*Park. Parkland surrounding Great Falls that represents the female principle, often ignored and abused by the male, giving rise to the failure of communication and the divorce of the spirit. In the second volume of this poem, the imaginary Dr. Paterson strolls through the park observing men, women, dogs, and nature. He laments the poverty of imagination in the present-day population, suggesting that culture and poetry will “go on/ repeating itself with recurring/ deadliness,” destroying even the trees.


Library. In the third volume, Paterson the poet/city searches the library for historical records looking for an adequate language to recapture the promise of the landscape and the falls. In the library the fragments of history record the destruction necessary to start afresh: the fires, floods, winds, and all the literary, economic, social, perceptual, and emotional breakdowns that have plagued Paterson and America for more than three centuries. Out of this destruction the “Beautiful thing” arises.


Sea. The fourth book, “The Run to the Sea,” begins as an idyll modeled on Theocritus with a dialogue between Corydon and Phyllis and then between Phyllis and Paterson, who is married. The language becomes furtive and mingles with office talk in New York of money and murder and exploitation. The river and the book end in the sea, but a poet triumphantly crawls up out of the surf accompanied by a black female dog.

*Cloisters Museum

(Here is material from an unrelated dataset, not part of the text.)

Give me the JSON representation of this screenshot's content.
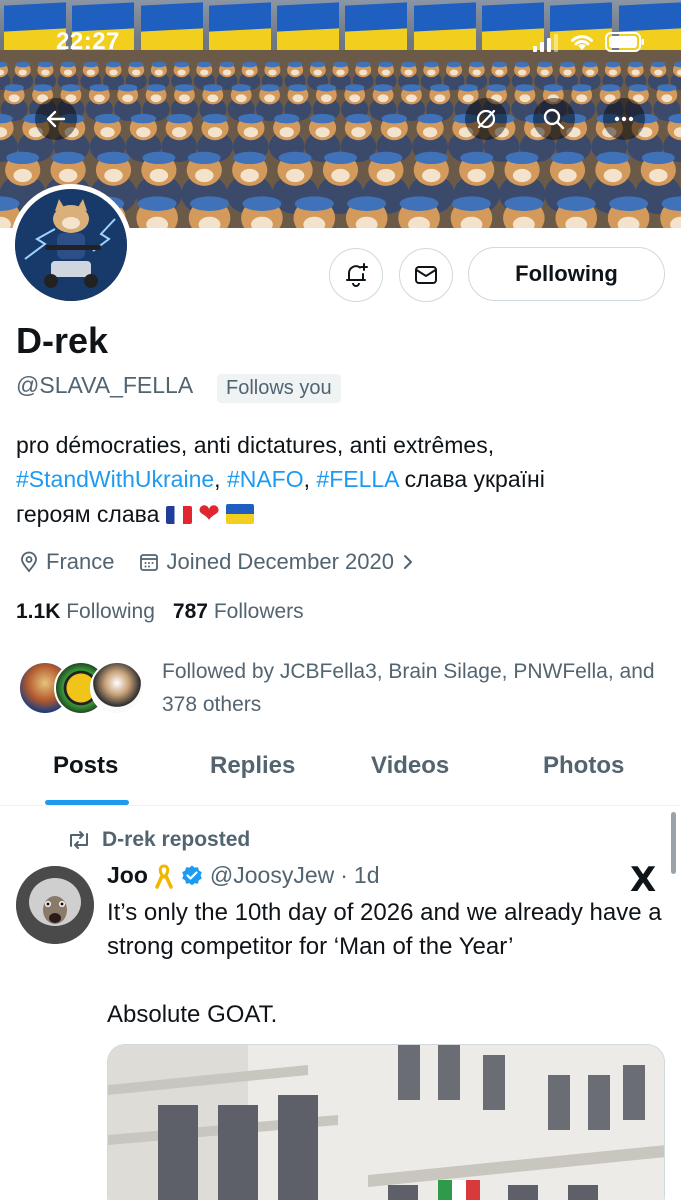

*Cloisters Museum. New York City art museum housing the famous Unicorn Tapestries, which are one of the subjects in the fifth volume of Williams’s poem. There, Williams meditatively focuses on the concepts of the Virgin and the whore, or art and morality. Poetry and art for Williams is sexual in its origin; in his fifth volume, art is seen as combining both male and female, a place for rebirth, and reawakening. The language is whole again for a while.

BibliographyDuffey, Bernard. A Poetry of Presence: The Writing of William Carlos Williams. Madison: University of Wisconsin Press, 1986. Considers Williams’ epic as a lyrical dramatization of his descent into the ambiguities of his concept of himself as an American poet. Williams, who was a doctor, wanted to reenact the facts of human misery in a new and healing speech.Mariani, Paul L. “Putting Paterson on the Map: 1946-1961.” In William Carlos Williams: The Poet and His Critics. Chicago: American Library Association, 1975. Chronicles the struggle of critics and reviewers, including many notable poets, to come to grips with the meaning and importance of a strangely structured but major new work.Markos, Donald W. Ideas in Things: The Poems of William Carlos Williams. Rutherford, N.J.: Fairleigh Dickinson University Press, 1994. Interprets Paterson in the context of Williams’ idealist belief in beauty as the emanation of a universal, ideal reality through the particular world of things. This Platonism links him to Ralph Waldo Emerson and Jonathan Edwards in the American tradition of individual perception and creative imagination.Sankey, Benjamin. A Companion to William Carlos Williams’s “Paterson.” Berkeley: University of California Press, 1971. Interpretive guide to the text, with pertinent information and comments by Williams. An introductory chapter presents Williams’ philosophy, design, and methodology.Schmidt, Peter. William Carlos Williams, the Arts, and Literary Tradition. Baton Rouge: Louisiana State University Press, 1988. The relationship of Williams’ poetry to precisionist, cubist, and Dadaist aesthetics and to the literary tradition that preceded modernism. Williams used a variety of approaches to collage, while both critiquing and renewing epic form.
Categories: Places